Reading the two-page edict released by Attorney General Jefferson Sessions I had the feeling I was missing something. I scoured the Internet looking for misplaced pages, at first assuming, and then praying that there had been unintentional omissions. Oversights. The directive by the Attorney General ordered the Department of Justice to review all agency activities—e.g., active research grants, investigations, agreements with police departments—with the intent of ensuring they align with this administration’s agenda. But the values that are missing from that agenda represent much of what we have learned works in policing: that we are safer when we 1) value protecting the most vulnerable, 2) work hard to earn trust, 3) measure what’s important, and 3) treat people fairly and with as little coercion as possible. We must wait to see the outcome of the review. But it is not too early to point out these oversights and to insist that our shared values and collective wisdom not become permanent omissions from the work of Justice.

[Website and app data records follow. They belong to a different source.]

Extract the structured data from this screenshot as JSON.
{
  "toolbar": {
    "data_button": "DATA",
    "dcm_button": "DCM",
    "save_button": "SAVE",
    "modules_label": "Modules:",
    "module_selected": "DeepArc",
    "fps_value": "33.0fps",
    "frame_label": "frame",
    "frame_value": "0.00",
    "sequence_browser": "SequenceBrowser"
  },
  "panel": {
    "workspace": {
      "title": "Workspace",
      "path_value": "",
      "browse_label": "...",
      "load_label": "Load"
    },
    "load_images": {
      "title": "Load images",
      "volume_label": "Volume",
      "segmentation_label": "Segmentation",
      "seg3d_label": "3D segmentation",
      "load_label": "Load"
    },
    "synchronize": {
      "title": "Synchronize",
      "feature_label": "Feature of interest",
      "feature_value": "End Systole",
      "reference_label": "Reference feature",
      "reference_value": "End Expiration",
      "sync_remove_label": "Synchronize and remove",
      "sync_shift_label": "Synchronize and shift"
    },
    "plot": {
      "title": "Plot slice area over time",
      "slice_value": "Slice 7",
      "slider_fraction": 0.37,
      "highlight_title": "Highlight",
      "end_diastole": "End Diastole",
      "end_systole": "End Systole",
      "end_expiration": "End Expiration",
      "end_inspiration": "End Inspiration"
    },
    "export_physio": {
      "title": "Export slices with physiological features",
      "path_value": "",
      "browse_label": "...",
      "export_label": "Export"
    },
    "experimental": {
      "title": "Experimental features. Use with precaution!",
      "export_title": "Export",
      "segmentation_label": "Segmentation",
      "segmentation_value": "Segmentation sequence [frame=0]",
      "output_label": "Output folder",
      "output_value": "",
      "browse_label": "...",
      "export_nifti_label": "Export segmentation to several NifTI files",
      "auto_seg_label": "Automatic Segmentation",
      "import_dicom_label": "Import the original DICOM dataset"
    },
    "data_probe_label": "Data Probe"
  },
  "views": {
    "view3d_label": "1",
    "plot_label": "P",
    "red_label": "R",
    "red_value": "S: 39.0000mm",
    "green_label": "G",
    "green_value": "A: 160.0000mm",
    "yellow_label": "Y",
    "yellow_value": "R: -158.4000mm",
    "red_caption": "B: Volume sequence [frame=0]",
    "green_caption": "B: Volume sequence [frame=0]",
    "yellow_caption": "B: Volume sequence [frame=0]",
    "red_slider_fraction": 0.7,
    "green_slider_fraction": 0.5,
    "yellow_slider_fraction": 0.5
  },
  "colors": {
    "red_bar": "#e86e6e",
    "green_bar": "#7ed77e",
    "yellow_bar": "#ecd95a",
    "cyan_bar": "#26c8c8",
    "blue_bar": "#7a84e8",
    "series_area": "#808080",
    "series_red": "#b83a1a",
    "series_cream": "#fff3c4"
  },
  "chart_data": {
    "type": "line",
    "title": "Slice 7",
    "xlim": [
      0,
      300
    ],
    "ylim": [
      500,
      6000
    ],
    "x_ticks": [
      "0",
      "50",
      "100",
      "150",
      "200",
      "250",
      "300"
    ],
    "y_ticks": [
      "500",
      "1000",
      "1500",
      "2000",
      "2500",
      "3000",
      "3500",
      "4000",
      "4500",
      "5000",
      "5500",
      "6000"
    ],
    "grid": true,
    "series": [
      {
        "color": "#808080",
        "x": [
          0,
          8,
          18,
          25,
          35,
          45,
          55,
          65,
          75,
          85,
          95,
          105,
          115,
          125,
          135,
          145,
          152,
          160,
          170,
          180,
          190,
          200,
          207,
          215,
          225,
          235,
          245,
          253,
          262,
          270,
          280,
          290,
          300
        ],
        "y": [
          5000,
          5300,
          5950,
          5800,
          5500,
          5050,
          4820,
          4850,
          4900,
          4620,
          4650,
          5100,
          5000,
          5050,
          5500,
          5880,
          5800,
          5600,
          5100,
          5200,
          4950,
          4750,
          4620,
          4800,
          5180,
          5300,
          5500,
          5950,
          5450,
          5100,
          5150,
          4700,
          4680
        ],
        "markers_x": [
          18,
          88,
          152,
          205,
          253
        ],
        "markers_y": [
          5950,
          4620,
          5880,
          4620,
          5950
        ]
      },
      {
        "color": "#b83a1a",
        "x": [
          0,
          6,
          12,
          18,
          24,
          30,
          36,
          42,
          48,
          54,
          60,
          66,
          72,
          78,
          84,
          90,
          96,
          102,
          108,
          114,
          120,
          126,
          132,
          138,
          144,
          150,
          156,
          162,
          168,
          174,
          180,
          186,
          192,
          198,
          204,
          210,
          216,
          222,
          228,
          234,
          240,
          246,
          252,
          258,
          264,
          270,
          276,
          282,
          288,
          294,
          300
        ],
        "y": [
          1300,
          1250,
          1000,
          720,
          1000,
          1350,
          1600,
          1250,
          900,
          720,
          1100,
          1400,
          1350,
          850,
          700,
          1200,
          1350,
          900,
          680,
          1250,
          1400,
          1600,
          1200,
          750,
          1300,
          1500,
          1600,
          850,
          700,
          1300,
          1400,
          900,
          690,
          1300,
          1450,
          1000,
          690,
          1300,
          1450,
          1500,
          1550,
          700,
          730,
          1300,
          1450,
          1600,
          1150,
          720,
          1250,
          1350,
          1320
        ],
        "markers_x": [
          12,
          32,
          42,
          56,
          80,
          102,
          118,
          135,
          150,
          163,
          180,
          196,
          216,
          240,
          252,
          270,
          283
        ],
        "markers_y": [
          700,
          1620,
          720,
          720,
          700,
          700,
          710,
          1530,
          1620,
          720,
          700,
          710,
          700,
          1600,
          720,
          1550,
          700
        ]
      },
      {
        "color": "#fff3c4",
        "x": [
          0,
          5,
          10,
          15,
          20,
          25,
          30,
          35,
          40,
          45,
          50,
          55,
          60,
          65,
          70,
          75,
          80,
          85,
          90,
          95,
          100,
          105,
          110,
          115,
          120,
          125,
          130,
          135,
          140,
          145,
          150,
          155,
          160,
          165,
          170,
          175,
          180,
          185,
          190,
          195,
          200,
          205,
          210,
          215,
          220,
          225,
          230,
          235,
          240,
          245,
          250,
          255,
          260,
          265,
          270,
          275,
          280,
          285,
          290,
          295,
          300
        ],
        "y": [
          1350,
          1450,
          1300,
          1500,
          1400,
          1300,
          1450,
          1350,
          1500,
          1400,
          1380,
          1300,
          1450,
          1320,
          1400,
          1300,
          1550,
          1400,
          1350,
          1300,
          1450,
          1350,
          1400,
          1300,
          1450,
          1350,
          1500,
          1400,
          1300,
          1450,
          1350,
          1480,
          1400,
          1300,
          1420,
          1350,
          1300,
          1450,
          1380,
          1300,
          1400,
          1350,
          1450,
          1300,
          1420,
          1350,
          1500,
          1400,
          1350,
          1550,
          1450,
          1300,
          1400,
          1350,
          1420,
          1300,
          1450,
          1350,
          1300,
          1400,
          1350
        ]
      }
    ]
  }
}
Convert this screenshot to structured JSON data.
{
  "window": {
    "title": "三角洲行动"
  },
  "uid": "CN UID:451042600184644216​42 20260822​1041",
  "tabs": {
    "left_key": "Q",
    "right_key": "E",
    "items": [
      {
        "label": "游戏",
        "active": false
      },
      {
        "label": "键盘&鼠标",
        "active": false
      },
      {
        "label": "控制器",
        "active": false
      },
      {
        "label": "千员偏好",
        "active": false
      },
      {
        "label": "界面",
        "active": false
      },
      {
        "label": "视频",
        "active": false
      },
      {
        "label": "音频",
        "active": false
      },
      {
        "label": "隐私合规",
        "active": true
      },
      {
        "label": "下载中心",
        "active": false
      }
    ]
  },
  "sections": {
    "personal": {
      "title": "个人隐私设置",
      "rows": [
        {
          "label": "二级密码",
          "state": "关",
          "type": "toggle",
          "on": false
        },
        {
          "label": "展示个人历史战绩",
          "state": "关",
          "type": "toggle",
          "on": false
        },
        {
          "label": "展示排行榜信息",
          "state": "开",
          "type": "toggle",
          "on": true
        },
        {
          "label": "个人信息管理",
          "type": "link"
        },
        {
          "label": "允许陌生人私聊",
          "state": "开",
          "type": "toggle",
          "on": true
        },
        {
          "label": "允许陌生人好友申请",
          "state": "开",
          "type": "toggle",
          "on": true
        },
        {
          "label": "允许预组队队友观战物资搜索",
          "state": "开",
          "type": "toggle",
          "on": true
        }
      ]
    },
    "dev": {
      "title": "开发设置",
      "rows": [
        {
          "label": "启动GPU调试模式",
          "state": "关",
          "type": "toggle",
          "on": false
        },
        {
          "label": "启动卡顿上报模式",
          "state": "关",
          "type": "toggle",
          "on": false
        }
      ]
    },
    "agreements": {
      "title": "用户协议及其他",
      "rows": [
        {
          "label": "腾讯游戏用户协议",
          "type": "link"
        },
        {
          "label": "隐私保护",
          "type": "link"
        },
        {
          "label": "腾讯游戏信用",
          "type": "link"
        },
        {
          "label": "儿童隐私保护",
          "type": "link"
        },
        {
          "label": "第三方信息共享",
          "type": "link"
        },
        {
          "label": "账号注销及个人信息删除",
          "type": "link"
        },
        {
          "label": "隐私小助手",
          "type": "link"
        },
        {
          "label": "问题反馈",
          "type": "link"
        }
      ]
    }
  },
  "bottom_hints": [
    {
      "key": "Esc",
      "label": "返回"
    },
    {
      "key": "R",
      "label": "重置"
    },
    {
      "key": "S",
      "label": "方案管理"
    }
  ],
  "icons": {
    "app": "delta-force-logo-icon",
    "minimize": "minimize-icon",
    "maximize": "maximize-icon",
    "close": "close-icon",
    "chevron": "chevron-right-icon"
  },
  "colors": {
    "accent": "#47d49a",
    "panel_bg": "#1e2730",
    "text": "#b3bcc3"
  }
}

First, where is the Attorney General’s affirmation that DOJ defends civil rights? He notes that, “It is not the responsibility of the federal government to manage non-federal law enforcement agencies.” Surely, though, protecting those vulnerable to mistreatment is a value central to a Department of Justice’s existence. During the Obama administration that value was reflected in the Civil Rights division opening 25 investigations into law enforcement, 14 of which became consent decrees DOJ will review under the AG’s order.
Importantly, this has never been an “anti-police” value. Several consent decrees mandate interventions to improve office health. Moreover, the best evidence available suggests that consent decrees broaden access to civil liberties and have lasting influence. Protecting civil rights is a job the federal government must do and can do effectively. It is also a value that cannot be overlooked.
Second, where does the Attorney General demonstrate that he understands how trust works? His order states that, “The misdeeds of individual bad actors should not impugn or undermine the legitimate and honorable work that law enforcement officers and agencies perform.” I believe he is echoing the old adage that police misconduct is the product of “a few bad apples,” and should not tarnish the profession. But, here, the “bad apples” idiom represents a mind-boggling lack of understanding—both of idiom and of trust.
The full phrase is “a few bad apples spoils the barrel.” Trust works much the same way: individual acts of misconduct damage the legitimacy of whole institutions. Recent research demonstrates that calls for police assistance (e.g., 911 calls) decline sharply after a single public instance of misconduct (e.g., a police beating). And, since there is near scientific consensus that cooperation with the law begins with trust in it and not fear of it, any pro-police agenda cannot omit the value of repairing damaged trust even as it must affirms the honor of most officers.
Next, where is the evidence that this Attorney General knows that measuring “justice” is more than measuring “crime?” His statement affirms that “statistics on crime and criminals” are essential. As a #JusticeNerd and a lead researcher on the National Justice Database, I could not agree more! Still, it is bizarre that the statement focuses on “crime and criminals” to the exclusion of data on police behavior. The FBI director called the lack of police shooting data “embarrassing” and “ridiculous,” and in far worse shape than crime data. If the Attorney General wanted to lump in police behavior with that of criminals, I imagine law enforcement would object (as would I). If he did not think police data are important—well, those same objections apply. Valuing policing means we have to care enough to measure what police do.
Finally, where are the values of fairness and decency? The Attorney General asserts that, “Recruitment and training … should focus on making law enforcement a rewarding career, and attracting and retaining well-qualified personnel.” Who could argue? But the lack of any reference to bias reduction or de-escalation is peculiar, particularly in light of the Task Force on 21st Century Policing’s report that strongly called for trainings to emphasize both. The conviction that public safety is best when applied fairly and without unnecessary coercion is glaringly absent from the administration’s agenda.
The DOJ must not forget these values or the science that supports them because the alternative is dangerous. Voiding consent decrees robs communities of the federal support often vital to making the most difficult—and meaningful—changes. Chiefs who navigate consent decrees report that the process is painful, but that change could not succeed without federal intervention. Further, a federal retreat from communities that protested so ardently could further erode trust in government—the value that most breeds public safety.
When the nation is so divided, it is critical that the federal agency charged with oversight of civil rights corrects the oversights in the Attorney General’s statement. To allow them to stand risks not only compromising our values, but also omitting the decades of lessons that science and experience have taught us—and the justice those lessons made possible.